When Curtis asked me to dance, Gene Kelly and Debbie Reynolds we were not. Well, as he’d pull me close to his chest, I’d push him away at arm’s length. Who did he think he was? He will share; “…I knew she was the girl for me!”

Almost midnight, he asked for my number. How original. Well, certain I’d never hear from this man again I decided he appeared safe enough so I gave it to him. How typical.

Honeymoon Hiking
Honeymoon Hiking

He called the next day and the next and as the weeks followed, we became acquainted through much hiking.

Honeymoon Hiking

Honeymoon Hiking
Divine intervention was sowing seeds in what would soon be our new garden. When he stepped into my farmhouse apartment, he stopped in his tracks. Unbeknownst to me, I’d made one of his favorite meals, beef stroganoff, and put his all-time favorite artist on my turntable. Merle Haggard.
Our encounter was not storybook fairy tale style. 
  • We both came into our union fragile and scattered.
  • Uncertain and untrusting.
  • Yearning and hopeful, but skeptical. 
The proverbial baggage we each carried came loaded with years of broken tools, confusion and heartbreak.
The invisible signs we wore flashed like neon lights in a bar window. 
  • Me, a survivor of abuse.  
  • My dad, an abusive alcoholic.  
  • My future husband, a recovered alcoholic.
The irony of the wound is it drew us like a magnet to the only thing familiar to us. We tried hard to hide from our past hurts yet similar sorrows unwittingly attracted us to the kind of person we tried to run away from. The culture of ourselves.
In spite of following some wrong road signs, we found each other with broken hearts, bruised egos, fractured thoughts and a willingness to grow together to overcome our wounds with victory.
Rather than hold each other hostage with fingers that point, blame, and perpetuate our pasts, we took a risk in hope.


I wasn’t asleep and perfectly posed wearing a princess dress. My lips didn’t glisten glossy red waiting for that kiss. He didn’t come charging on a white horse or wearing a coat of armor. He had no sword to rescue me from the dragon. There were no magic wands or little fairies buzzing about sprinkling fairy dust while floating cupids played the magic harp.

But we had Merle Haggard and a good steak after a hardy hike.
August 24, 1996
The singer songwriter in my soon-to-be-husband wrote our wedding song: “I Stand Before You” 
"I stand before you, with all of my reason 
With one act of treason, my heart gave in to you 
You stand before me, in all of your beauty
Accepting the duty, of life lived hand in hand
You stand before me, I stand before you
We stand before them, cause seeing’s believing 
And now we are leaving, the lonely we used to be 
I know love can break, but ours will stand the strain
Into the darkest night the light shines through again …"
Excerpt from “I Stand Before You” written by Curtis Willey c.1996

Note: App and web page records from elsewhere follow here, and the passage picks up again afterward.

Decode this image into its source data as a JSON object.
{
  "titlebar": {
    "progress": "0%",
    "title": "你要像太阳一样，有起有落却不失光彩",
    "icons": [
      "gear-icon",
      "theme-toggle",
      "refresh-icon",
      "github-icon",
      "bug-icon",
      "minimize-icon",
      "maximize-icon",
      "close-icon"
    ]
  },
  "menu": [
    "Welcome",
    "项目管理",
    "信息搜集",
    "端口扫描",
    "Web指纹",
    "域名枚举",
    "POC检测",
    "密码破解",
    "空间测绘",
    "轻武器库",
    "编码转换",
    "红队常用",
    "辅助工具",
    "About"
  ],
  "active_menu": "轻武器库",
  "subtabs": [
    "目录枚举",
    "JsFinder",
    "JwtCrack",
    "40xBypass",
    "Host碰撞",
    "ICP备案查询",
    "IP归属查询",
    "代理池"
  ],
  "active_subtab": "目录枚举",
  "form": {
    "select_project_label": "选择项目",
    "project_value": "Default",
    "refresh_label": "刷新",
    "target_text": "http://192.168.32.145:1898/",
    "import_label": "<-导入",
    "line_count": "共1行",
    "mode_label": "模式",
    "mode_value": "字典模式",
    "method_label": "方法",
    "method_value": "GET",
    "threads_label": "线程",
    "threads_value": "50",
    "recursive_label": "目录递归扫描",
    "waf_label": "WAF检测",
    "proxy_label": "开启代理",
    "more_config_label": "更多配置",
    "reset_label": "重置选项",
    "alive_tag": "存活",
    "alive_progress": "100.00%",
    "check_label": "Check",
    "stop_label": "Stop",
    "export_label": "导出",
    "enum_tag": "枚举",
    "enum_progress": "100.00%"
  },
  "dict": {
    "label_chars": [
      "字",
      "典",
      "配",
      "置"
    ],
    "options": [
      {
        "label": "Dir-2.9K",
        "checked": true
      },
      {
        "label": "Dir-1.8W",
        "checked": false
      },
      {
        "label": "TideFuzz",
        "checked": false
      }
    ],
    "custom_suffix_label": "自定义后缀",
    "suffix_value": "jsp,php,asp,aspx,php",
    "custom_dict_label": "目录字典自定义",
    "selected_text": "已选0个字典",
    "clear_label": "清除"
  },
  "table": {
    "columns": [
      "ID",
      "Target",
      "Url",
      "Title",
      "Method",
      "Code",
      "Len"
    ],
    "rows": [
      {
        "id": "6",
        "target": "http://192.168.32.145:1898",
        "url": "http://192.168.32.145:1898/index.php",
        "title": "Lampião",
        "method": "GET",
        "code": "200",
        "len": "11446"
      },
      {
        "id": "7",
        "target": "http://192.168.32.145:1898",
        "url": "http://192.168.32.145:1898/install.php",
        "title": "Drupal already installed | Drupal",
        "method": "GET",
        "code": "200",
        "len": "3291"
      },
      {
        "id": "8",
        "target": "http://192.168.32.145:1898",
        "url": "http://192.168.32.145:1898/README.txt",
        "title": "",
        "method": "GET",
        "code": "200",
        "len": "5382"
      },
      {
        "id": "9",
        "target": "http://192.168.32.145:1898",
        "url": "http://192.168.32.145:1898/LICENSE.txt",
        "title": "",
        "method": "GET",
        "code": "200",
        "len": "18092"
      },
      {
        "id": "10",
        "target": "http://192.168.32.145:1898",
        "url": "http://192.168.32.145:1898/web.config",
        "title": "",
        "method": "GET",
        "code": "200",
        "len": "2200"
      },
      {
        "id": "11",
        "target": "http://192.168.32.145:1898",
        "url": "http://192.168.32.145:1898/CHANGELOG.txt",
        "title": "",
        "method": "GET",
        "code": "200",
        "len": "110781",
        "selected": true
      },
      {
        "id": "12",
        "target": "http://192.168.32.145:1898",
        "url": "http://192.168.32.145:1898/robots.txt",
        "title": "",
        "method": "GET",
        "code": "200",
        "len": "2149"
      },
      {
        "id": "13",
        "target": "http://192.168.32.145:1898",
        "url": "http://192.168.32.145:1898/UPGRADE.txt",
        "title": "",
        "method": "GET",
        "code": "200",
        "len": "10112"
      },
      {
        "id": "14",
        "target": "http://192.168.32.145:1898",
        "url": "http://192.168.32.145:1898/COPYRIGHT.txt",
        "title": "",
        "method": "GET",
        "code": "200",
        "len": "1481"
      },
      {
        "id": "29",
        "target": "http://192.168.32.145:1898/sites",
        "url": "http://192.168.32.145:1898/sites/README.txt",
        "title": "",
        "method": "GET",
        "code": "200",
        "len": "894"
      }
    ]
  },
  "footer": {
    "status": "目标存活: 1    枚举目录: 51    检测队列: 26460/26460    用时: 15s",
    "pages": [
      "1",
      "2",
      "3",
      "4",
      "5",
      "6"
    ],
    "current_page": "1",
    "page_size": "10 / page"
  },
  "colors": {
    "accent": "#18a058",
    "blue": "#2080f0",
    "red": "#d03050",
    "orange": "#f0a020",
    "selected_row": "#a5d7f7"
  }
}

We were planted in new soil. Given another shot at it. And with the best of what we had to offer each other,
we believed in our Gardner while the question begged, "As I stand before you, will you dance the fragile dance with me?" 
Perhaps after all, my story is a fairy tale come true.
Honeymoon ~ Presidential Suite ~
Hiked & backpacked the Franconia Range 
in White Mts.
Curtis kept his promise!
Twenty years later,
 he still stands before me, by me and with me.
He continues to be my gift and answer to prayers.


Sheila Bouchard said...

Tammy Sue - I love this - 'Your love story'!! I'm so blessed our paths crossed but more than that, that the Gardner let your and Curtis's lives cross, then become one. Not only are you a writer but you & Curtis are an incredible treasure placed in the potter's field for such a time as this!

Lucinda Secrest McDowell said...

Tammy Sue - this is a wonderful story. So happy for you and Curt - Congratulations! Keep writing and sharing stories, friend.

Linda Loegel said...

Wonderful, Tammy Sue! Now I want to watch your wedding video again to hear Curtis sing the song. Happy Anniversary, sweetheart! Love you.